The Wall Street Journal article is a literal blue print for hospitals and nursing homes -- again, it's everything we've been teaching at Sorry Works! for 14+ years. Consider the following bullet points from the story:
Southwest Airlines regularly updates their crisis communications plan, and SW executives hold frequent exercises and full-scale drills at airports -- does your hospital even have a written disclosure plan that is understandable to staff? Probably not. Are your people trained to handle the communication and emotional aspects of adverse medical events?
When the accident occurred last week, SW execs were immediately notified and pulled out of a company meeting without haste. The SW leadership knew right away. Typically in hospitals and nursing homes the leadership doesn't learn about an event until the family complains, or, worse, a lawyer is calling.
SW CEO Gary Kelly "quickly delivered a 40-second video apology."

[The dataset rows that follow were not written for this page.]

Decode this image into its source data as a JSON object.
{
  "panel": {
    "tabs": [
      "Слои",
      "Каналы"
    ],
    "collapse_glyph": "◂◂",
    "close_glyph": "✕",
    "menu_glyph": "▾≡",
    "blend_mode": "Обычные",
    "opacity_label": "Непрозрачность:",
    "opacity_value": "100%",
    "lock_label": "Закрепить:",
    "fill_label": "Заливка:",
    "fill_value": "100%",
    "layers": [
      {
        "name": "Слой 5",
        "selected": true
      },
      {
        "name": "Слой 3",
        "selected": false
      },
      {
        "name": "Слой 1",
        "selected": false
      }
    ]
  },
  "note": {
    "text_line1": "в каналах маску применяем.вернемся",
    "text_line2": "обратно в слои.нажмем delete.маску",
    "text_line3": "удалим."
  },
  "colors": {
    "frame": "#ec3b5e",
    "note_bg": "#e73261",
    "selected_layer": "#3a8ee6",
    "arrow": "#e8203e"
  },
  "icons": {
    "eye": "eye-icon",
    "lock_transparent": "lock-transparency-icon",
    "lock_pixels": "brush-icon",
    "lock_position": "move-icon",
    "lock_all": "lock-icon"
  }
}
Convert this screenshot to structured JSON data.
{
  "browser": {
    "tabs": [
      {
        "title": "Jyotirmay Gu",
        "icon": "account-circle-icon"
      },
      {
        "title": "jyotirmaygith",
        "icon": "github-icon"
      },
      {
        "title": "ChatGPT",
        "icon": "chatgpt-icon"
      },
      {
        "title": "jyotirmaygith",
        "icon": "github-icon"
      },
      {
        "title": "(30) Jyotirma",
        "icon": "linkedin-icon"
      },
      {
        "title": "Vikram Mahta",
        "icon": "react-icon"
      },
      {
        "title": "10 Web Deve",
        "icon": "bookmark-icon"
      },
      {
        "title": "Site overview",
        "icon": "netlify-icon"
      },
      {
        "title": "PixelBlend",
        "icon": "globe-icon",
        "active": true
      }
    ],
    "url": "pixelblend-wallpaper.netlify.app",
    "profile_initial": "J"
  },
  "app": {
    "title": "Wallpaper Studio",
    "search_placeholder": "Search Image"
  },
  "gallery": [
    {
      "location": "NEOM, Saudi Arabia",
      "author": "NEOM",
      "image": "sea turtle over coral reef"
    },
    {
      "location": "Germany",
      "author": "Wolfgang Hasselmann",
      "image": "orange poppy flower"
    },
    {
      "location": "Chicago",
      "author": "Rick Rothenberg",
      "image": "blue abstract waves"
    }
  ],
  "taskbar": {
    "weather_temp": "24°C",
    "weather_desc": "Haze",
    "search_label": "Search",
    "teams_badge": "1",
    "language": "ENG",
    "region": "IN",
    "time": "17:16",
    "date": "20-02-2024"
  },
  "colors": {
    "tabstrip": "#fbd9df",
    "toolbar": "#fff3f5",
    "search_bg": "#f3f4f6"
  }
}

SW had a "go team" of executives flown immediately to Philadelphia to assist passengers and families, and "everybody had a checklist."
Four SW employees flew to New Mexico to assist the family of the woman who died.
GET THIS...Southwest pulled all advertising from social media...how often do hospitals continue to send PR magazines, fundraising solicitations, and even invoices/bills to patients and families who have experienced bad care?
Southwest provided $5,000 to each passenger, $1,000 in travel vouchers, and met all other immediate needs WITHOUT requiring signed waivers. It was compassion and good will, yet, people could sue if they wanted to (but most won't).
Everything was done quickly. Nobody sat on their hands. There was no delay or bugled communications because SW had a plan and practiced it.
If you want to emulate Southwest Airlines, then consider purchasing the Sorry Works! Tool Kit. Everything you need from development of a disclosure plan and policy to training staff and keeping disclosure alive in your organization is covered. If you have other questions about disclosure & apology, please call 618-559-8168 or e-mail email@example.com.
Doug Wojcieszak, Founder, Sorry Works!